NEWS! Due to COVID-19 outbreak in the EU and worldwide, we have decided to postpone the school to summer 2021. New dates will be announced soon!
In recent decades, different materials were considered as critical at different periods even though the fundamental concerns were and still are the same. Materials are considered as critical when they are characterised by (i) a high impact of supply disruption, and (ii) by a high probability that such disruptions may happen:
- A supply disruption poses a high impact if the raw material in question is of crucial economic importance for a stakeholder – such as, for many of today’s industrialised economies, raw materials for the expected transition towards electric mobility and renewable energy. Moreover, since the materials today labeled as critical have a particular impact on emerging technologies that are indispensable to abate climate change and to ensure sustainable development, these materials are not only economically important for certain stakeholders, but are crucial for the future of the global community.
- Supply constraints can be caused by a myriad of factors such as geological scarcity, supply dependency on insecure sources, physical interruptions of the supply chains, governmental interventions, or market imbalances. Recently, environmental issues (e.g. energy demand, land and water use, CO2 footprint across the value chain) and social aspects (e.g. armed conflicts in mining regions, child labour, health and safety in mining and processing) of raw materials raise additional concerns over sustainable access to resources.
The literature has discussed a variety of actions to offset material criticality. They base on strategies such as increasing material efficiency, extending the lifespan of products, substituting materials, components or products, exploring new sources of primary supply, and increasing secondary supply sources (such as recycling or remanufacturing). Circular economy (CE) is particularly highlighted as a prominent approach for material criticality mitigation. CE sets the guiding framework for important interventions and highlights the need for system thinking via engagement of all stakeholders, consideration of the entire value chain and the full product and material life cycle. However, closing the loop of critical materials poses many challenges from technological complexity of recycling to organizational and operational constraints.
The course aims to provide the opportunity to learn how circular economy approaches may assist sustainable management of raw materials. In particular, the course will focus on circular economy approaches at company and supply chain levels. The former refers to product design solutions, while the latter addresses approaches for development of closed-loop supply chains. These complex topics will be tackled from multiple perspectives: technological, economic, environmental and regulatory.
Participants will have the chance to meet prominent scholars in the material criticality and circular economy fields who provide them with an overview of current research and implementation efforts as well as an outlook on future directions.

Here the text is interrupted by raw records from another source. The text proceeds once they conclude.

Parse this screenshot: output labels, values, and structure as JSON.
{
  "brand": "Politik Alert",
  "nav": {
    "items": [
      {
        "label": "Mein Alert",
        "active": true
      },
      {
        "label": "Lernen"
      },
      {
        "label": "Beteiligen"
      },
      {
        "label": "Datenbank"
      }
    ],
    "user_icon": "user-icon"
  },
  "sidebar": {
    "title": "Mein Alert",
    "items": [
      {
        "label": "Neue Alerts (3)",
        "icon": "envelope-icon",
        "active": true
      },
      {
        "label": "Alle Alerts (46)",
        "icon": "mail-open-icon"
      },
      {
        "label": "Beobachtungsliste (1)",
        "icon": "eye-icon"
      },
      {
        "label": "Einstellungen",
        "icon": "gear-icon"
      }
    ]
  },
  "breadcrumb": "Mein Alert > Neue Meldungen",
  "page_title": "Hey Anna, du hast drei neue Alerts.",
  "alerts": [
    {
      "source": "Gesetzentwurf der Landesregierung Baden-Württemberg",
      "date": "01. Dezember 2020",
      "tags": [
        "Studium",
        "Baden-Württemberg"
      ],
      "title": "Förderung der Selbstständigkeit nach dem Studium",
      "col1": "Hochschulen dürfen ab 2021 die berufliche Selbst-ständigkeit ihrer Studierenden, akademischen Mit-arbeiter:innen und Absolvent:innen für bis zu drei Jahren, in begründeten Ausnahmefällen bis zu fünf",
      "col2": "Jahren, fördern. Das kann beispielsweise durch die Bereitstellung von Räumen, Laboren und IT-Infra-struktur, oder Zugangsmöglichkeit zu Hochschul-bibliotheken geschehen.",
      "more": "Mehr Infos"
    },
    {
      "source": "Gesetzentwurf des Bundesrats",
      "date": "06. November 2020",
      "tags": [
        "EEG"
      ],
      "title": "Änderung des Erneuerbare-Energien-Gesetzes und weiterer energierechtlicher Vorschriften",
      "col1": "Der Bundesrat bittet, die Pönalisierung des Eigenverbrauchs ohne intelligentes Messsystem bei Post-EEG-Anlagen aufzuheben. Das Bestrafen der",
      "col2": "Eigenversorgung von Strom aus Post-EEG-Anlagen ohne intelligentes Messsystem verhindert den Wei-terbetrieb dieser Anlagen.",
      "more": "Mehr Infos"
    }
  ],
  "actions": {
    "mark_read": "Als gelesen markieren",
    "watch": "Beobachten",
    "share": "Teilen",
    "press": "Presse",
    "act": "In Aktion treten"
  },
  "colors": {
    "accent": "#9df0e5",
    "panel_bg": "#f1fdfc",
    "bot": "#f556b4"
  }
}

The school welcomes up to 45 attendees with an interest in sustainable management of natural resources and transition to the circular economy. The school primarily targets PhD students across all research disciplines, but applications from professionals, master of science students and post-doctoral researchers are welcome as well.
You may download the school leaflet here.